The Lyndon Baines Johnson (LBJ) Museum of San Marcos, 131 Guadalupe Street, is celebrating National Hispanic Heritage month with a reception at 6:30 p.m. on Sept. 16.
The public is invited. The reception will herald the opening of the traveling exhibit “A Tejano Son of Texas,” an in-depth look at the life of Jose Policarpio “Polly” Rodriguez.
As most Texans know, Sept. 16 is Diez De Seis, the day Mexico won its hard fought for independence in 1821. It is also the date that Father Miguel Hidalgo gave his famous Grito de Dolores speech in 1810, sparking the flames of the revolution against Spain.
The LBJ event will include music provided by the San Marcos Mariachi Academy. Academy Leader Frank De Leon will conduct a “mini” workshop and historical presentation, as well.
The traveling exhibit is from San Antonio-based TexasTejano.com, which attempts to create an awareness of the diverse contributions of early Texas Tejano pioneers. The organization aims to educate with the true stories of these hero’s lives and legacies. TexasTejano.com President Rudi Rodriguez will be part of the reception.

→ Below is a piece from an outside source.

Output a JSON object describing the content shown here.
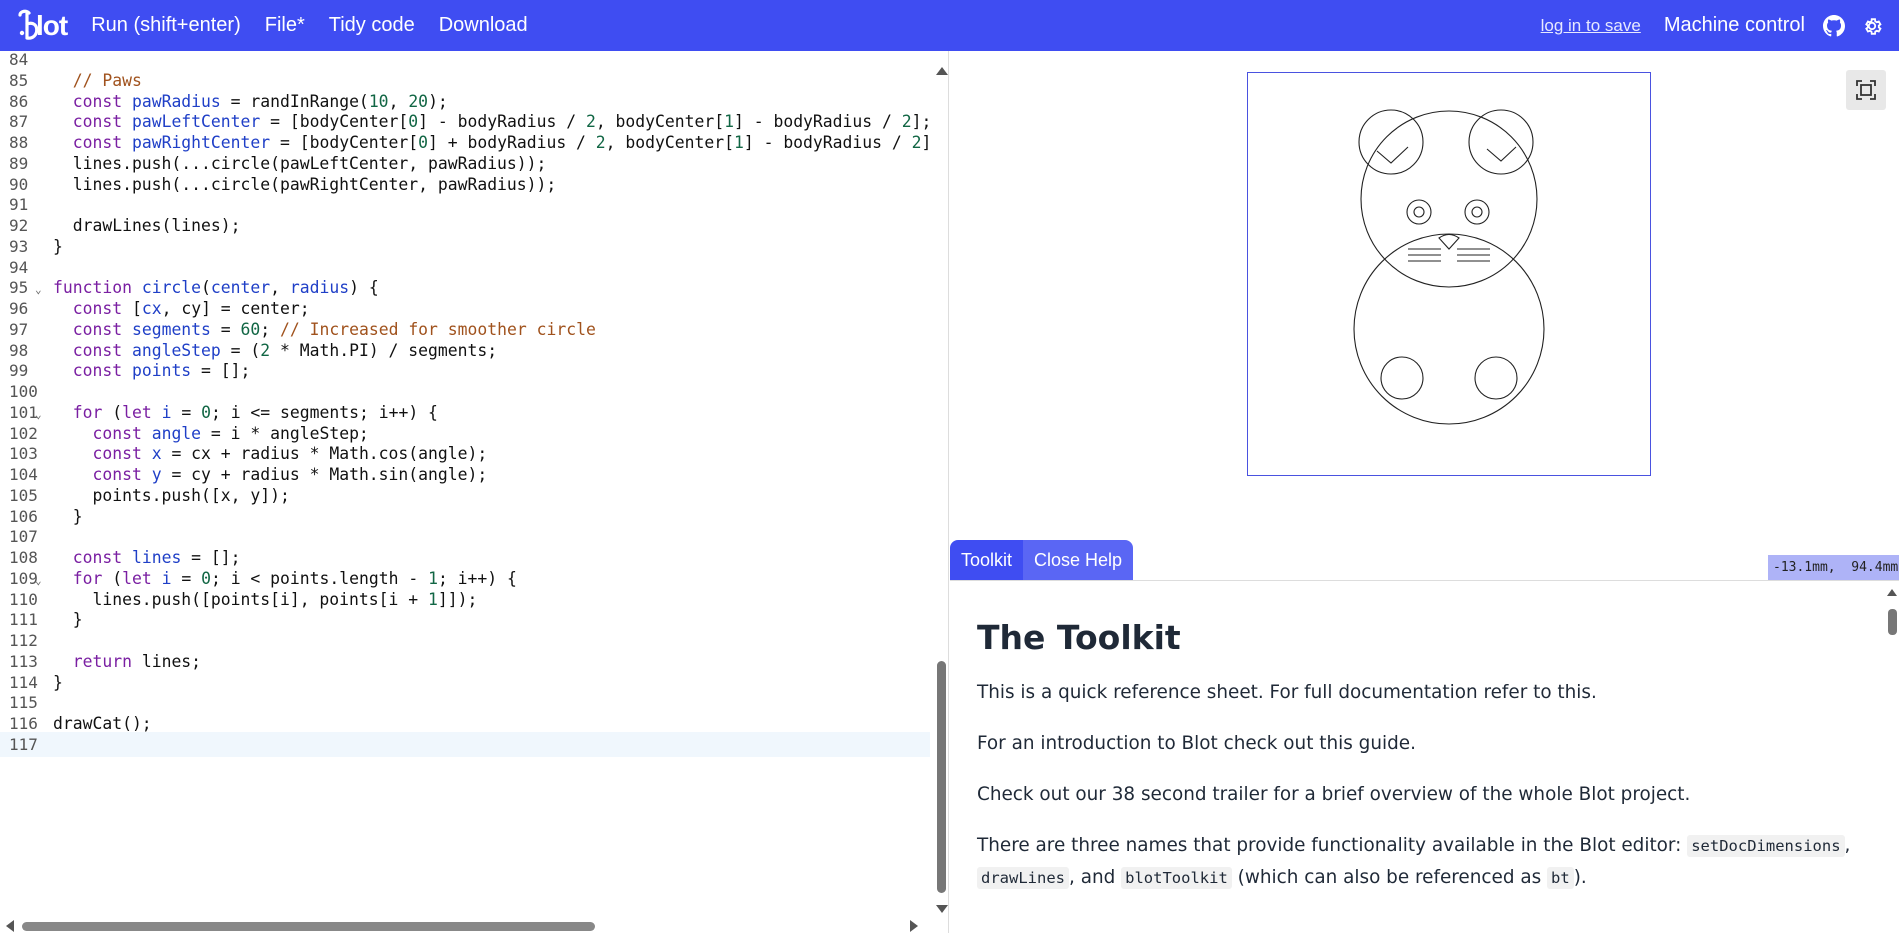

“A Tejano Son of Texas” follows the birth and life of the multi-talented Rodriguez, whose accomplishments range from rancher to Methodist minister to Texas Ranger. The Museum’s display of the exhibit was made possible by a grant from the San Marcos Minority Tourism Development Board. The exhibit includes eight free-standing panels to be displayed locally Sept. 16 – Oct. 15.
According to LBJ Museum of San Marcos Director Scott Jordan, the idea of hosting the exhibit came from his desire to “reach out to the Mexican-American community, educate others of Tejano heritage, develop a broader understanding of Texas history, and help bring diversity to local heritage tourism and culture.”

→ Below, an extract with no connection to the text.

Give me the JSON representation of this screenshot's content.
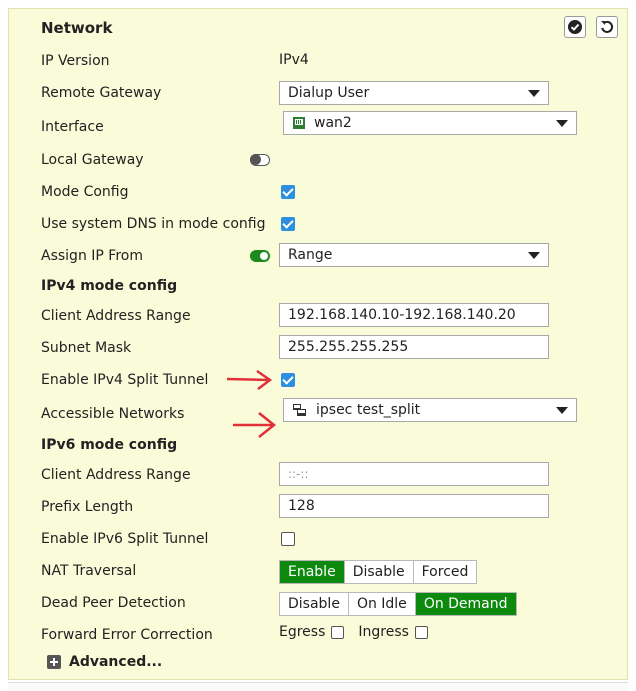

The LBJ museum deals most extensively with the educator LBJ. While teaching grade school in Cotulla in 1928-1929, Johnson first came into contact with the poverty and discrimination his Mexican-American students suffered. The experience influenced Johnson’s guidance of Congress to establish new standards in education.
Hispanic Heritage month was essentially LBJ’s idea. In September 1968, Congress authorized President Johnson to proclaim National Hispanic Heritage Week, which was observed during the week that included Sept. 15 and Sept. 16. The observance was expanded in 1988 to a month-long celebration.
For more information, contact Museum Director Scott Jordan at (512) 353-3300 or email him at email@example.com